Then we get uncomfortable when we find out our toys are spying on us and selling our data to the Russians, as well as fostering toxic undergrounds like the one that gave rise to the January 6 insurrection. We probably should be uncomfortable at that. But Zuckerberg sold us his machine not by marketing it as a toy, but by promising deeper connections. You can see friends and distant relatives you haven’t spoken to in decades! And sometimes Facebook is a commercial opportunity. I have placed Facebook ads; I occasionally buy them to promote my classes or my books. Maybe your distant relative whom you haven’t spoken to in decades saw it. What you want Facebook to be, or what you think it is, has no uniformity or consistency, which is a telltale sign of something that is poorly conceived on a fundamental level. Its only real purpose, I suppose, is to make Mark Zuckerberg money. It’s very effective at that. But where does it leave the rest of us who are not Mark Zuckerberg?
Regardless of whether it comes back up today or not, Facebook is inherently irredeemable. Part of me feels like we should have known that all along, and reforming it can only nibble around the edges without really changing anything. Making Facebook into a public utility might help the data privacy situation and reduce the disinformation problem, but the basic problem of Facebook’s lack of humanity would remain. It doesn’t matter whether you like or hate Mark Zuckerberg or whether you think the world would be better off without Facebook.
Almost undoubtedly it would be, but that’s hardly the point at this stage. The fault is not in our stars, but in ourselves. Until we start giving a damn about ourselves and the truth of our relationships with each other, asking Facebook and Zuckerberg to care more than we do seems like we’re missing something.
The photo of Mark Zuckerberg is by Priscilla Chan and is used under Creative Commons 2.5 license. The photo of Facebook’s headquarters sign is by Minette Lontsie and is used under Creative Commons 4.0 license. The header image is a composite by me, based on The Temptation of Eve by Pierre Jan van der Ouderaa. I am not the uploader of the YouTube clips embedded here.

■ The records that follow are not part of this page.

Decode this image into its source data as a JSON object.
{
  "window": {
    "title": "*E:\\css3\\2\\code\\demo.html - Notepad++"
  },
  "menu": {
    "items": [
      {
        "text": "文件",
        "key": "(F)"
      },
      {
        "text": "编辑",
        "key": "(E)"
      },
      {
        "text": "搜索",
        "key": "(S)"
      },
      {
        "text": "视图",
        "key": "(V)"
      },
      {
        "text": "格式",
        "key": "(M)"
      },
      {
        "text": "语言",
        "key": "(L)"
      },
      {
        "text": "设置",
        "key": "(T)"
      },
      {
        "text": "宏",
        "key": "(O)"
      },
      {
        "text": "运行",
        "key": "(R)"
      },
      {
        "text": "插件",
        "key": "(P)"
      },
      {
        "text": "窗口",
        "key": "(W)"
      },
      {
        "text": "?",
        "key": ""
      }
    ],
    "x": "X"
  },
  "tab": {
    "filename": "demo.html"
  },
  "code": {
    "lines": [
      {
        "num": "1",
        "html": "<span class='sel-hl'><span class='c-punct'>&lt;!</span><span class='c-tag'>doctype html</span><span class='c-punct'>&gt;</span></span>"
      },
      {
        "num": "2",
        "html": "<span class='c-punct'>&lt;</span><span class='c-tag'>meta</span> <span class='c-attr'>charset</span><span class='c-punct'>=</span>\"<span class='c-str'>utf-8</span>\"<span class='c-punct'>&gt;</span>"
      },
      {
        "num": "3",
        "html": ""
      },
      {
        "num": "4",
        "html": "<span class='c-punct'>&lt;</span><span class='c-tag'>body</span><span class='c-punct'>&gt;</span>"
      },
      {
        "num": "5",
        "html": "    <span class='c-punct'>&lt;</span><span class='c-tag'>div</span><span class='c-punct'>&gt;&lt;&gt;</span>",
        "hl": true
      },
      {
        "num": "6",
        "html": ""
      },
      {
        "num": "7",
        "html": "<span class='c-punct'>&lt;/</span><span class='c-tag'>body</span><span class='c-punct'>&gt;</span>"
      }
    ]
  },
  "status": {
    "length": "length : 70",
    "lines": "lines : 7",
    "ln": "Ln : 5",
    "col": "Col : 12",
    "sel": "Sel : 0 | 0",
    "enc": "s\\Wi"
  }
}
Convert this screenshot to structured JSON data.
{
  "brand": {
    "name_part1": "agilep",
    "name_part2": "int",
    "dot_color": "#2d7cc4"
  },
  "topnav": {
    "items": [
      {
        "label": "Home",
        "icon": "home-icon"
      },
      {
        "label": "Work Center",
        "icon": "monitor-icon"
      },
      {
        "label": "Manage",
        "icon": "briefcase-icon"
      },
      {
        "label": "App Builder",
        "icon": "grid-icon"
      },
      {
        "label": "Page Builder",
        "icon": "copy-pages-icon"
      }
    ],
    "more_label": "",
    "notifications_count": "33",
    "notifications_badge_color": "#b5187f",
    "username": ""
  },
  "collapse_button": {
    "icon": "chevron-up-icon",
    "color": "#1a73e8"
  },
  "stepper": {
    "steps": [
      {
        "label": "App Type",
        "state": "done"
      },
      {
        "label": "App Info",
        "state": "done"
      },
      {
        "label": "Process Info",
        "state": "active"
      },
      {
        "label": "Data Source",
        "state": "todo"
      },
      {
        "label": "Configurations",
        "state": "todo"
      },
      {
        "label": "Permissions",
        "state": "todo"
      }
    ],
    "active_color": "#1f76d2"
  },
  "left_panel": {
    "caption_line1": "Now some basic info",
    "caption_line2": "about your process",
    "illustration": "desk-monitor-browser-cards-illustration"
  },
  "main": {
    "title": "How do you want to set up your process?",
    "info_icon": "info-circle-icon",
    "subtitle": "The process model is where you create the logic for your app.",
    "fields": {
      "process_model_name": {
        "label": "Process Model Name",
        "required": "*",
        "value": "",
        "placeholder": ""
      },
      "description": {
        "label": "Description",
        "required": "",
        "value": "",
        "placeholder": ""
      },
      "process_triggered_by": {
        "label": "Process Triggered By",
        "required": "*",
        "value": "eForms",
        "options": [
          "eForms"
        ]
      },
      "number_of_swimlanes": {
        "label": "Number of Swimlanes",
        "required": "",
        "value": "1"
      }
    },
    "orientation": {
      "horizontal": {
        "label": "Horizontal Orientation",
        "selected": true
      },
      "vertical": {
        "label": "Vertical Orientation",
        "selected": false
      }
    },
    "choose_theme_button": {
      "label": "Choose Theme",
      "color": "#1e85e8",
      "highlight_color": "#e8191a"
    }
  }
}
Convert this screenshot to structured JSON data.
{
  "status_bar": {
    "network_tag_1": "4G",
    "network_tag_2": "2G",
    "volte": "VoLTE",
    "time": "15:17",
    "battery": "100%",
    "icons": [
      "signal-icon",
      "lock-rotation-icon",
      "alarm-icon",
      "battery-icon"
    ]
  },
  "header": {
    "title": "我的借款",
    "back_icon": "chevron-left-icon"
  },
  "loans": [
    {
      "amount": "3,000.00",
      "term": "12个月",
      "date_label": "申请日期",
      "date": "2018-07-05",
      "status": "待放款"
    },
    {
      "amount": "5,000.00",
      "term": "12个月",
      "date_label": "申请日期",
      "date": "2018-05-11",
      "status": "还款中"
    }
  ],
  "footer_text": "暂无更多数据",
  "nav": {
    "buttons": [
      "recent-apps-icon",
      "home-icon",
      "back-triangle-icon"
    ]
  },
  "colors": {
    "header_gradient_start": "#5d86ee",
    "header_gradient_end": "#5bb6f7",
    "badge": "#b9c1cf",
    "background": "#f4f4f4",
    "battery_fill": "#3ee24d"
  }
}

Sean Munger is an historian, teacher, consultant, author, and podcaster. Dr. Munger teaches history classes online at his website, https://www.seanmunger.com/ and https://seanmungerhistory.substack.com/